The research confirms how these approaches - the psychological and physical - can complement each other. ” Prof Chris Williams University of Glasgow.
This compared with 22% experiencing the same reduction in the other group. The study concluded CBT was effective in reducing symptoms and improving patients' quality of life. The improvements had been maintained for a period of 12 months, it added.
WHAT IS CBT?
Cognitive behavioral therapy is:
1. a way of talking about how you think about yourself, the world and other people
2. how what you do affects your thoughts and feelings CBT can help you to change how you think (cognitive) and what you do (behavior). Unlike some other talking treatments, it focuses on the "here and now" instead of the causes of distress or past symptoms.
Wednesday, January 16, 2013
This past year, I was honored by Jeff Christie, the recent past president of the Employee Assistance Professionals Association, (EAPA), with the President's Award for service to the association. I am happy and proud. Thank you Jeff for your friendship and acknowledgement of my contributions. The promotion of employee asistance is good for employees, the company and families. We need to continue to strive for growth, change and enhancing programs and services for the benefit and well being of our workforce..
Thursday, January 10, 2013
What does this poster mean to you? In the journey you are on one about finding yourself in 2013 or creating yourself? Looking inward is quite valuable, however, without moving in new directions, taking on challenges, having adventures, testing yourself, breaking old habits and patterns, moving out of your comfort zone, your personal, professional physical or social growth will be stunted. Why not consider venturing into new, unfamiliar territory to explore upgrading your skills, friends, marriage, work productivity and whatever else your heart desires. Make plans for the year, follow through and then...........affirm and validate yourself for your efforts. To build these new circuits in your brain, you will need to practice. Pay attention to your inner dialogue and develop a positive and optimistic voice to encourage you to seek your best self. These efforts will help to make your life more fulfilling and an adventure. A mantra to consider, "I embrace change." "Bring it on." Turn toward opportunities, say yes and try new things.
Why Worry?
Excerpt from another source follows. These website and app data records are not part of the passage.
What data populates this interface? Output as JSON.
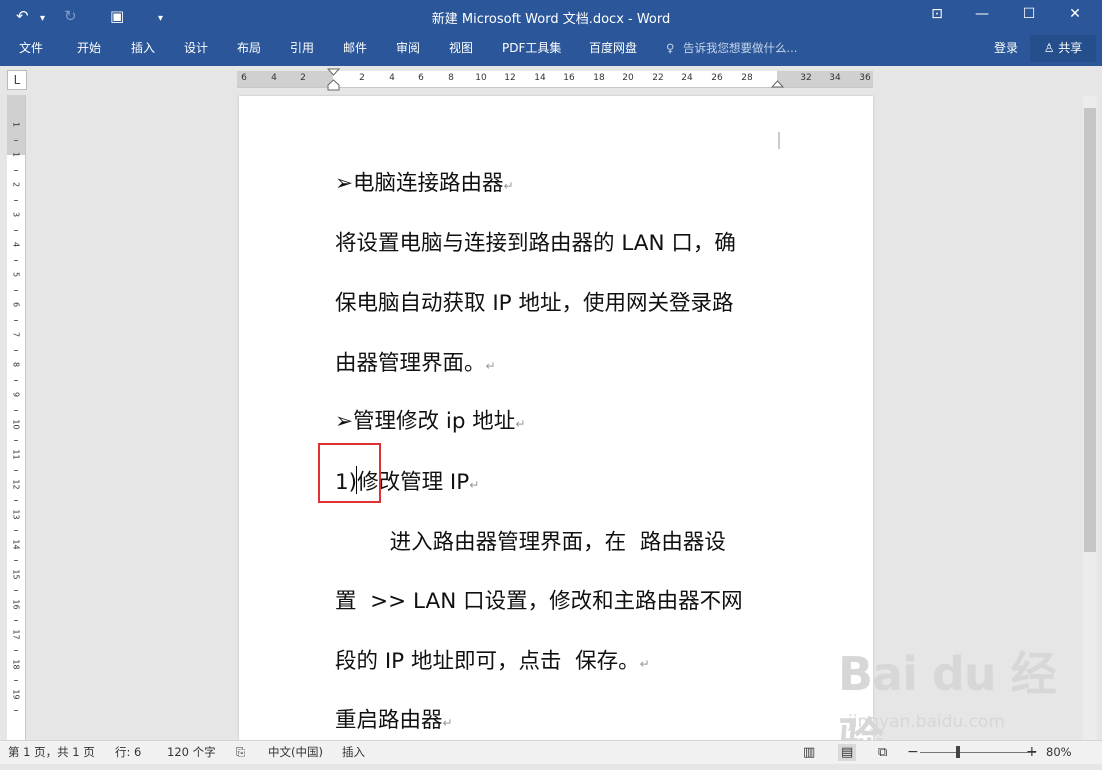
{
  "titlebar": {
    "title": "新建 Microsoft Word 文档.docx - Word",
    "undo_icon": "↶",
    "dropdown_icon": "▾",
    "redo_icon": "↻",
    "save_icon": "▣",
    "customize_icon": "▾",
    "ribbon_display_icon": "⊡",
    "minimize_icon": "—",
    "maximize_icon": "☐",
    "close_icon": "✕"
  },
  "ribbon": {
    "tabs": [
      "文件",
      "开始",
      "插入",
      "设计",
      "布局",
      "引用",
      "邮件",
      "审阅",
      "视图",
      "PDF工具集",
      "百度网盘"
    ],
    "tell_me_icon": "♀",
    "tell_me": "告诉我您想要做什么...",
    "login": "登录",
    "share": "共享",
    "share_icon": "♙"
  },
  "ruler": {
    "corner": "L",
    "h_numbers": [
      "6",
      "4",
      "2",
      "2",
      "4",
      "6",
      "8",
      "10",
      "12",
      "14",
      "16",
      "18",
      "20",
      "22",
      "24",
      "26",
      "28",
      "32",
      "34",
      "36"
    ],
    "v_numbers": [
      "1",
      "1",
      "2",
      "3",
      "4",
      "5",
      "6",
      "7",
      "8",
      "9",
      "10",
      "11",
      "12",
      "13",
      "14",
      "15",
      "16",
      "17",
      "18",
      "19"
    ]
  },
  "document": {
    "lines": [
      "➢电脑连接路由器",
      "将设置电脑与连接到路由器的 LAN 口，确",
      "保电脑自动获取 IP 地址，使用网关登录路",
      "由器管理界面。",
      "➢管理修改 ip 地址",
      "1)修改管理 IP",
      "        进入路由器管理界面，在  路由器设",
      "置  >> LAN 口设置，修改和主路由器不网",
      "段的 IP 地址即可，点击  保存。",
      "重启路由器"
    ],
    "paragraph_mark": "↵"
  },
  "statusbar": {
    "page": "第 1 页，共 1 页",
    "row": "行: 6",
    "words": "120 个字",
    "proof_icon": "⎘",
    "language": "中文(中国)",
    "insert_mode": "插入",
    "read_mode_icon": "▥",
    "print_layout_icon": "▤",
    "web_layout_icon": "⧉",
    "zoom_out": "−",
    "zoom_in": "+",
    "zoom": "80%",
    "zoom_level": 0.8
  },
  "watermark": {
    "logo_text": "Bai du 经验",
    "url": "jingyan.baidu.com"
  }
}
Recently, a reprint of the book Why Worry by friend and prolific author, Eric A. Kimmel was recently released. Gayle and ...
Everything you need to start and run an eap. Check out the link: EAP in a Box
I am very please to announce that I was just notified that I have been elected to the Employee Assistance Professionals Association Board...